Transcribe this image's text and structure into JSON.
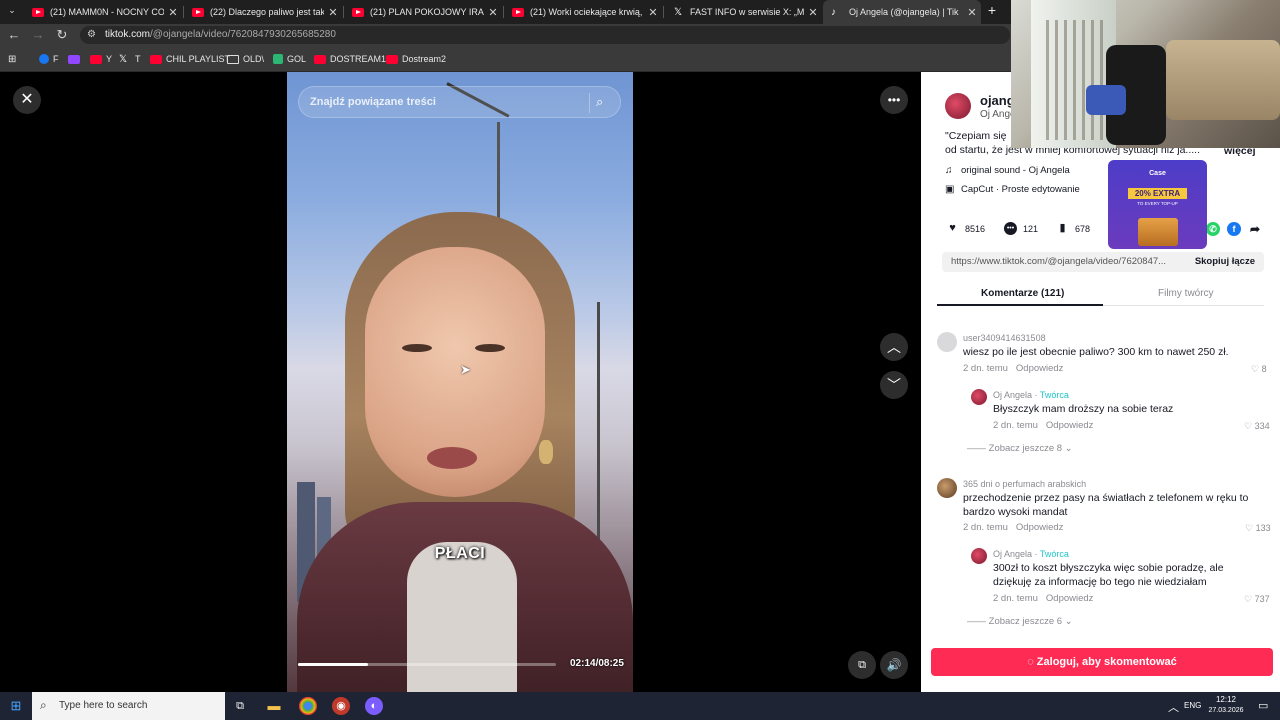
{
  "browser": {
    "tabs": [
      {
        "label": "(21) MAMM0N - NOCNY COUN",
        "icon": "youtube-icon"
      },
      {
        "label": "(22) Dlaczego paliwo jest takie",
        "icon": "youtube-icon"
      },
      {
        "label": "(21) PLAN POKOJOWY IRAN-U",
        "icon": "youtube-icon"
      },
      {
        "label": "(21) Worki ociekające krwią, a w",
        "icon": "youtube-icon"
      },
      {
        "label": "FAST INFO w serwisie X: „Minist",
        "icon": "x-icon"
      },
      {
        "label": "Oj Angela (@ojangela) | Tik",
        "icon": "tiktok-icon"
      }
    ],
    "new_tab": "+",
    "url_host": "tiktok.com",
    "url_path": "/@ojangela/video/7620847930265685280",
    "bookmarks": [
      {
        "label": "F",
        "icon": "facebook-icon"
      },
      {
        "label": "",
        "icon": "twitch-icon"
      },
      {
        "label": "Y",
        "icon": "youtube-icon"
      },
      {
        "label": "T",
        "icon": "x-icon"
      },
      {
        "label": "CHIL PLAYLIST",
        "icon": "youtube-icon"
      },
      {
        "label": "OLD\\",
        "icon": "folder-icon"
      },
      {
        "label": "GOL",
        "icon": "g-icon"
      },
      {
        "label": "DOSTREAM1",
        "icon": "youtube-icon"
      },
      {
        "label": "Dostream2",
        "icon": "youtube-icon"
      }
    ]
  },
  "video": {
    "search_placeholder": "Znajdź powiązane treści",
    "caption": "PŁACI",
    "time": "02:14/08:25",
    "progress": 0.27
  },
  "panel": {
    "creator_name": "ojang",
    "creator_nick": "Oj Ange",
    "desc_line1": "\"Czepiam się",
    "desc_line2": "od startu, że jest w mniej komfortowej sytuacji niż ja.....",
    "more": "więcej",
    "sound": "original sound - Oj Angela",
    "capcut": "CapCut · Proste edytowanie",
    "likes": "8516",
    "comments_count": "121",
    "saves": "678",
    "link": "https://www.tiktok.com/@ojangela/video/7620847...",
    "copy_label": "Skopiuj łącze",
    "tab_comments": "Komentarze (121)",
    "tab_videos": "Filmy twórcy",
    "login_label": "Zaloguj, aby skomentować"
  },
  "comments": [
    {
      "user": "user3409414631508",
      "text": "wiesz po ile jest obecnie paliwo? 300 km to nawet 250 zł.",
      "time": "2 dn. temu",
      "reply": "Odpowiedz",
      "likes": "8",
      "creator_reply": {
        "user": "Oj Angela",
        "badge": "Twórca",
        "text": "Błyszczyk mam droższy na sobie teraz",
        "time": "2 dn. temu",
        "reply": "Odpowiedz",
        "likes": "334"
      },
      "more": "Zobacz jeszcze 8"
    },
    {
      "user": "365 dni o perfumach arabskich",
      "text": "przechodzenie przez pasy na światłach z telefonem w ręku to bardzo wysoki mandat",
      "time": "2 dn. temu",
      "reply": "Odpowiedz",
      "likes": "133",
      "creator_reply": {
        "user": "Oj Angela",
        "badge": "Twórca",
        "text": "300zł to koszt błyszczyka więc sobie poradzę, ale dziękuję za informację bo tego nie wiedziałam",
        "time": "2 dn. temu",
        "reply": "Odpowiedz",
        "likes": "737"
      },
      "more": "Zobacz jeszcze 6"
    }
  ],
  "ad": {
    "brand": "Case",
    "headline": "20% EXTRA",
    "sub": "TO EVERY TOP-UP"
  },
  "taskbar": {
    "search_placeholder": "Type here to search",
    "lang": "ENG",
    "time": "12:12",
    "date": "27.03.2026"
  },
  "colors": {
    "accent": "#fe2c55",
    "creator_badge": "#20c5c9"
  }
}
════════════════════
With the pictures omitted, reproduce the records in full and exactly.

Transcribe this image's text and structure into JSON.
{
  "browser": {
    "tabs": [
      {
        "label": "(21) MAMM0N - NOCNY COUN",
        "icon": "youtube-icon"
      },
      {
        "label": "(22) Dlaczego paliwo jest takie",
        "icon": "youtube-icon"
      },
      {
        "label": "(21) PLAN POKOJOWY IRAN-U",
        "icon": "youtube-icon"
      },
      {
        "label": "(21) Worki ociekające krwią, a w",
        "icon": "youtube-icon"
      },
      {
        "label": "FAST INFO w serwisie X: „Minist",
        "icon": "x-icon"
      },
      {
        "label": "Oj Angela (@ojangela) | Tik",
        "icon": "tiktok-icon"
      }
    ],
    "new_tab": "+",
    "url_host": "tiktok.com",
    "url_path": "/@ojangela/video/7620847930265685280",
    "bookmarks": [
      {
        "label": "F",
        "icon": "facebook-icon"
      },
      {
        "label": "",
        "icon": "twitch-icon"
      },
      {
        "label": "Y",
        "icon": "youtube-icon"
      },
      {
        "label": "T",
        "icon": "x-icon"
      },
      {
        "label": "CHIL PLAYLIST",
        "icon": "youtube-icon"
      },
      {
        "label": "OLD\\",
        "icon": "folder-icon"
      },
      {
        "label": "GOL",
        "icon": "g-icon"
      },
      {
        "label": "DOSTREAM1",
        "icon": "youtube-icon"
      },
      {
        "label": "Dostream2",
        "icon": "youtube-icon"
      }
    ]
  },
  "video": {
    "search_placeholder": "Znajdź powiązane treści",
    "caption": "PŁACI",
    "time": "02:14/08:25",
    "progress": 0.27
  },
  "panel": {
    "creator_name": "ojang",
    "creator_nick": "Oj Ange",
    "desc_line1": "\"Czepiam się",
    "desc_line2": "od startu, że jest w mniej komfortowej sytuacji niż ja.....",
    "more": "więcej",
    "sound": "original sound - Oj Angela",
    "capcut": "CapCut · Proste edytowanie",
    "likes": "8516",
    "comments_count": "121",
    "saves": "678",
    "link": "https://www.tiktok.com/@ojangela/video/7620847...",
    "copy_label": "Skopiuj łącze",
    "tab_comments": "Komentarze (121)",
    "tab_videos": "Filmy twórcy",
    "login_label": "Zaloguj, aby skomentować"
  },
  "comments": [
    {
      "user": "user3409414631508",
      "text": "wiesz po ile jest obecnie paliwo? 300 km to nawet 250 zł.",
      "time": "2 dn. temu",
      "reply": "Odpowiedz",
      "likes": "8",
      "creator_reply": {
        "user": "Oj Angela",
        "badge": "Twórca",
        "text": "Błyszczyk mam droższy na sobie teraz",
        "time": "2 dn. temu",
        "reply": "Odpowiedz",
        "likes": "334"
      },
      "more": "Zobacz jeszcze 8"
    },
    {
      "user": "365 dni o perfumach arabskich",
      "text": "przechodzenie przez pasy na światłach z telefonem w ręku to bardzo wysoki mandat",
      "time": "2 dn. temu",
      "reply": "Odpowiedz",
      "likes": "133",
      "creator_reply": {
        "user": "Oj Angela",
        "badge": "Twórca",
        "text": "300zł to koszt błyszczyka więc sobie poradzę, ale dziękuję za informację bo tego nie wiedziałam",
        "time": "2 dn. temu",
        "reply": "Odpowiedz",
        "likes": "737"
      },
      "more": "Zobacz jeszcze 6"
    }
  ],
  "ad": {
    "brand": "Case",
    "headline": "20% EXTRA",
    "sub": "TO EVERY TOP-UP"
  },
  "taskbar": {
    "search_placeholder": "Type here to search",
    "lang": "ENG",
    "time": "12:12",
    "date": "27.03.2026"
  },
  "colors": {
    "accent": "#fe2c55",
    "creator_badge": "#20c5c9"
  }
}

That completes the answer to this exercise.